Each record should be written out exactly as it stands.

(Dataset entries)
____
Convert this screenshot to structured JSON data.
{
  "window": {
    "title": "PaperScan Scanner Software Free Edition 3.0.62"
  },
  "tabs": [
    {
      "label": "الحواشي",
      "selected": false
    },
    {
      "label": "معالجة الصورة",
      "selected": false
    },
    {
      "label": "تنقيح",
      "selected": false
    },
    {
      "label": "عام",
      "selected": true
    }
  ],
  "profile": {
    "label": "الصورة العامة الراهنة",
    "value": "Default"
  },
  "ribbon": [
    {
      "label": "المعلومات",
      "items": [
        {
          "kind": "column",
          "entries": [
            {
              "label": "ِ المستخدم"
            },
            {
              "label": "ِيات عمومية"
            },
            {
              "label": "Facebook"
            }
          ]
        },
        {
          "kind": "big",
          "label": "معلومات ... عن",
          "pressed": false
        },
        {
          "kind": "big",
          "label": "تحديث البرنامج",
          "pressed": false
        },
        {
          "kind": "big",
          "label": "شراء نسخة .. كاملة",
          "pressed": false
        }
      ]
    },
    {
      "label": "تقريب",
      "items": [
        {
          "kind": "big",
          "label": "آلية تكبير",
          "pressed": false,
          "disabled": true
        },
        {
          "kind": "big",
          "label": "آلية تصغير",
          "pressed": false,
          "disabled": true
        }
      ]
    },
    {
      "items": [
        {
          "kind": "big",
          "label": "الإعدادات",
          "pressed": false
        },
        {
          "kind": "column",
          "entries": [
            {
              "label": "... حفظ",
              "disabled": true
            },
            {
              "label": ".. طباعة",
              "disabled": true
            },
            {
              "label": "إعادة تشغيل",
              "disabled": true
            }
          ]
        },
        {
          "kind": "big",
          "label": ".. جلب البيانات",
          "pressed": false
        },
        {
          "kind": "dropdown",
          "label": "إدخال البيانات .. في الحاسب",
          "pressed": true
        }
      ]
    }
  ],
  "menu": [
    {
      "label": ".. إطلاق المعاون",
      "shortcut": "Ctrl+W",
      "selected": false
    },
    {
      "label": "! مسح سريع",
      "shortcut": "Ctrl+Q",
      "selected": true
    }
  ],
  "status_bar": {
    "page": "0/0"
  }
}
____
▸ ANSWER TO THE PROBLEM
Convert this screenshot to structured JSON data.
{
  "window": {
    "title": "PaperScan Scanner Software Free Edition 3.0.62"
  },
  "tabs": [
    {
      "label": "الحواشي",
      "selected": false
    },
    {
      "label": "معالجة الصورة",
      "selected": false
    },
    {
      "label": "تنقيح",
      "selected": false
    },
    {
      "label": "عام",
      "selected": true
    }
  ],
  "profile": {
    "label": "الصورة العامة الراهنة",
    "value": "Default"
  },
  "ribbon": [
    {
      "label": "المعلومات",
      "items": [
        {
          "kind": "column",
          "entries": [
            {
              "label": "ِ المستخدم"
            },
            {
              "label": "ِيات عمومية"
            },
            {
              "label": "Facebook"
            }
          ]
        },
        {
          "kind": "big",
          "label": "معلومات ... عن",
          "pressed": false
        },
        {
          "kind": "big",
          "label": "تحديث البرنامج",
          "pressed": false
        },
        {
          "kind": "big",
          "label": "شراء نسخة .. كاملة",
          "pressed": false
        }
      ]
    },
    {
      "label": "تقريب",
      "items": [
        {
          "kind": "big",
          "label": "آلية تكبير",
          "pressed": false,
          "disabled": true
        },
        {
          "kind": "big",
          "label": "آلية تصغير",
          "pressed": false,
          "disabled": true
        }
      ]
    },
    {
      "items": [
        {
          "kind": "big",
          "label": "الإعدادات",
          "pressed": false
        },
        {
          "kind": "column",
          "entries": [
            {
              "label": "... حفظ",
              "disabled": true
            },
            {
              "label": ".. طباعة",
              "disabled": true
            },
            {
              "label": "إعادة تشغيل",
              "disabled": true
            }
          ]
        },
        {
          "kind": "big",
          "label": ".. جلب البيانات",
          "pressed": false
        },
        {
          "kind": "dropdown",
          "label": "إدخال البيانات .. في الحاسب",
          "pressed": true
        }
      ]
    }
  ],
  "menu": [
    {
      "label": ".. إطلاق المعاون",
      "shortcut": "Ctrl+W",
      "selected": false
    },
    {
      "label": "! مسح سريع",
      "shortcut": "Ctrl+Q",
      "selected": true
    }
  ],
  "status_bar": {
    "page": "0/0"
  }
}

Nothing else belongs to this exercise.